Reviews

nordic noirBarry Forshaw is the UK’s expert on Scandinavian crime fiction. His excellent Death in a Cold Climate is a book that I often dip into if I need information about a Scandinavian author that I’m unfamiliar with. Now he has produced Nordic Noir: The Pocket Essential Guide to Scandinavian Crime Fiction, Film & TV, a brief but very entertaining overview of not only Nordic crime novels but also of many of the Scandinavian TV and films that are now appearing on our screens.

The book opens with a look at the beginnings of Scandinavian crime fiction, and the influence of Maj Sjöwall and Per Wahlöö and other early writers on the genre.

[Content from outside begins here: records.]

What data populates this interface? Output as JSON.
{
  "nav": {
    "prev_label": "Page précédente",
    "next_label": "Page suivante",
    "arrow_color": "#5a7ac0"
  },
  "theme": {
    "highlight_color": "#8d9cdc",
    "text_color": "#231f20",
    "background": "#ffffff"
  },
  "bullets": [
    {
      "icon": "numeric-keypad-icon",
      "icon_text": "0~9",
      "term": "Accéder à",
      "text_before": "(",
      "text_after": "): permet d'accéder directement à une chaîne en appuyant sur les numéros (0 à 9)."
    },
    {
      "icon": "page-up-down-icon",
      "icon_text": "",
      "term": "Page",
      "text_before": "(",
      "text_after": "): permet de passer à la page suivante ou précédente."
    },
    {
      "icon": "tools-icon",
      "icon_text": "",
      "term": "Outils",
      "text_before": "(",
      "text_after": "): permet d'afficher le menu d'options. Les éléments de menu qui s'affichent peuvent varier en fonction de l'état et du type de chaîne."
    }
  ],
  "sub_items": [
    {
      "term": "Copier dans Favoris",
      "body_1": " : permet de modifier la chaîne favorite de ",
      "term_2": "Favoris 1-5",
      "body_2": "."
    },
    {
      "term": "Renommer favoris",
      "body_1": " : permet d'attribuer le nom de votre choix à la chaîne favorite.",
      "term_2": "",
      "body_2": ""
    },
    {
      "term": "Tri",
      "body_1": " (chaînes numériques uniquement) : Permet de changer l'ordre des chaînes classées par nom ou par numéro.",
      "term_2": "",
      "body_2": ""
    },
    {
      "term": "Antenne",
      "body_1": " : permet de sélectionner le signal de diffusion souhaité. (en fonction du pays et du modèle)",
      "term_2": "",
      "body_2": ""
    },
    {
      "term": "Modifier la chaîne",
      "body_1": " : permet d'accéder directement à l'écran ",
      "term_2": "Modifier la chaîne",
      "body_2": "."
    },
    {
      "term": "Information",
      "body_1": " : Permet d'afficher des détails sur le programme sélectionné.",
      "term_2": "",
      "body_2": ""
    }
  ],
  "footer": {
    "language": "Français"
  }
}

The following chapters then assess the two great writers Henning Mankell and Steig Larsson and how they led the way for many of their contemporaries and began the craze for Nordic Noir. There is plenty of food for thought here. Camilla Lackberg, for example, has a significant following but has never quite reached the popularity of say, Jo Nesbo. Forshaw comes up with some convincing explanations for this, not least the intimate setting of Fjallbacka which, although harks back to Christie’s St Mary’s Mead, doesn’t have the international feel of Nesbo’s books. Nesbo himself dominates the Norway chapter, although there are also plenty of other writers discussed, including the excellent Anne Holt and Thomas Enger.

The chapters on the other Nordic countries Iceland, Finland and Denmark were particularly interesting as I’m less familiar with some of the writers and you get a strong sense of both the personality of the authors and the essence of their works. The latter part of the book assesses the impact of  Nordic Noir in TV and Film and identifies some emerging writers to look out for which will provide a useful point of reference in the future.

For a short book (around 160 pages) this packs a lot in and shows Forshaw’s knowledge of the subject. His interviews with many of the authors form the basis of the book and there are some amusing anecdotes and asides, including an interview with Henning Mankell who spots mice in an upmarket hotel in central London. But you also get a sense of the author’s preferences and his views on the merits of different writers. So there is plenty to delight fans of Nordic Noir and also those who want an informative but succinct introduction to the genre.